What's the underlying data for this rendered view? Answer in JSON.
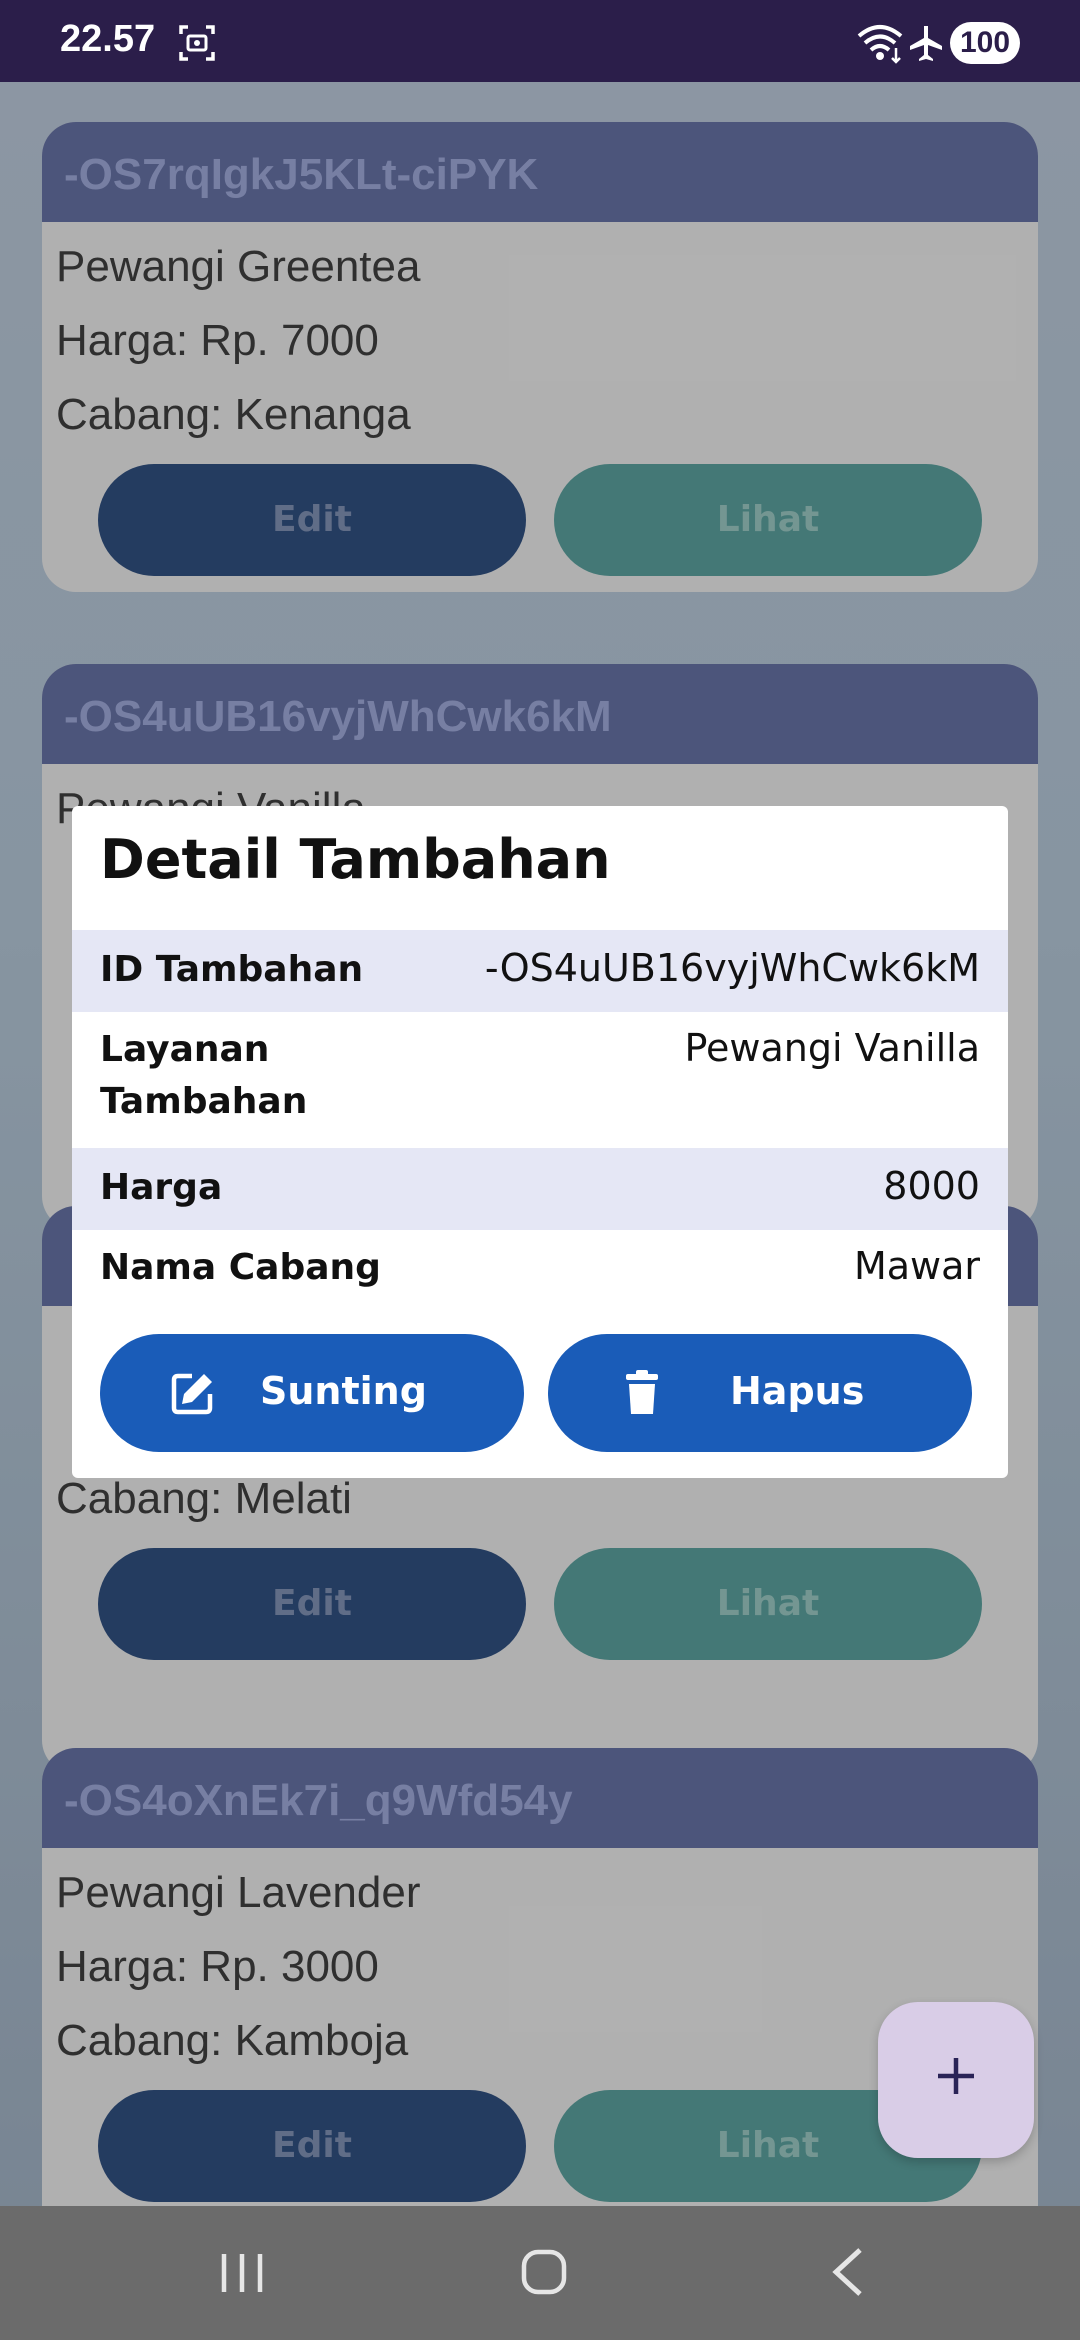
{
  "status_bar": {
    "time": "22.57",
    "battery": "100"
  },
  "cards": [
    {
      "id": "-OS7rqIgkJ5KLt-ciPYK",
      "name": "Pewangi Greentea",
      "price": "Harga: Rp. 7000",
      "branch": "Cabang: Kenanga",
      "edit_label": "Edit",
      "view_label": "Lihat"
    },
    {
      "id": "-OS4uUB16vyjWhCwk6kM",
      "name": "Pewangi Vanilla",
      "price": "",
      "branch": "",
      "edit_label": "",
      "view_label": ""
    },
    {
      "id": "",
      "name": "",
      "price": "",
      "branch": "Cabang: Melati",
      "edit_label": "Edit",
      "view_label": "Lihat"
    },
    {
      "id": "-OS4oXnEk7i_q9Wfd54y",
      "name": "Pewangi Lavender",
      "price": "Harga: Rp. 3000",
      "branch": "Cabang: Kamboja",
      "edit_label": "Edit",
      "view_label": "Lihat"
    }
  ],
  "dialog": {
    "title": "Detail Tambahan",
    "rows": [
      {
        "label": "ID Tambahan",
        "value": "-OS4uUB16vyjWhCwk6kM"
      },
      {
        "label": "Layanan\nTambahan",
        "value": "Pewangi Vanilla"
      },
      {
        "label": "Harga",
        "value": "8000"
      },
      {
        "label": "Nama Cabang",
        "value": "Mawar"
      }
    ],
    "edit_button": "Sunting",
    "delete_button": "Hapus"
  },
  "colors": {
    "header_bg": "#4a5893",
    "edit_btn": "#0c3169",
    "view_btn": "#3d8f8b",
    "dialog_btn": "#1a5cb8",
    "row_alt": "#e5e7f5",
    "status_bar": "#2b1e4a"
  },
  "icons": {
    "fab": "plus-icon",
    "edit": "edit-icon",
    "delete": "trash-icon"
  }
}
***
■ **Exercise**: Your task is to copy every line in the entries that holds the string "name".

■ **Exercise answer**:
      "name": "Pewangi Greentea",
      "name": "Pewangi Vanilla",
      "name": "",
      "name": "Pewangi Lavender",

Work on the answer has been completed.